     DS: I think some folks are lazy and will listen to anything they corporate mentality push at them. Some folks don’t want to take risks on new music or open up to a new and different sound.

DB: How are young aspiring artists — or older aspiring artists — able to survive in music these days?  Is there a distribution method that helps artists make a little money off their recordings?  What is your preferred method of distribution?

     DS: We release our own recordings now via our website and through Amazon and iTunes. Buying a disc or MP3s directly from the band is the best way.

DB: How important is Record Store Day for you this year?  How important is it in general?

     DS: We’re not too connected to Record Store Day directly. There have been releases of two of our older records but those were from a company that licensed the vinyl rights from our back catalog label. We’re fine with it for now.
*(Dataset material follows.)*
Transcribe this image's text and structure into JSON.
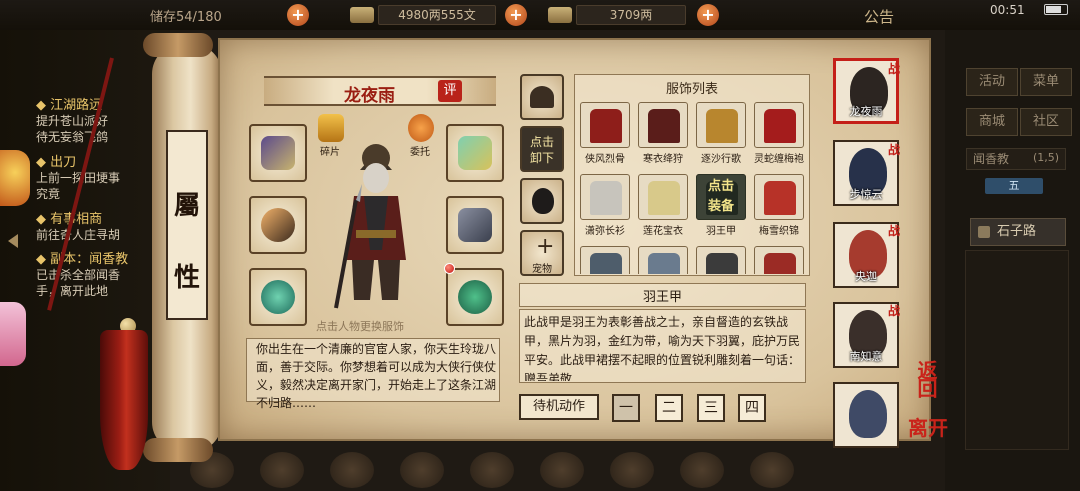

Last year you could get a green or yellow version of “Big Lizard In My Backyard”. This year they’re releasing Blue and White versions of “Beelzebubba”.

The Dead Milkmen - photo courtesy of Jessica Kourkounis for California Rocker
The Dead Milkmen- photo courtesy of Jessica Kourkounis

DB: What is the age of your fan these days?  Are fans from the 80s coming to see you, is it mostly them?  How are younger fans discovering you?

     DS: We get all ages of fans now. Our older tried and true fans come out to see us and we get younger fans too. Possibly the younger fans are the kids of our old fans!

DB: Who was the biggest influence on the band from early on?

     DS: I think the Punk movement in England, NYC and Southern California were our main influences and the DIY philosophy – that anyone could start a band and make music – that was our starting point.

DB: If you considered that your band plays a “genre”  what would that be?  Do you consider yourselves really “punk?”   We know you’re not pretty music for pretty people, but your fans aren’t bad-looking ha!

     DS: I have always used “Punk Rock” to describe us to folks who are not familiar with us.

FOR MORE on the Dead Milkmen, read In Their Own Words at EastCoastRocker.com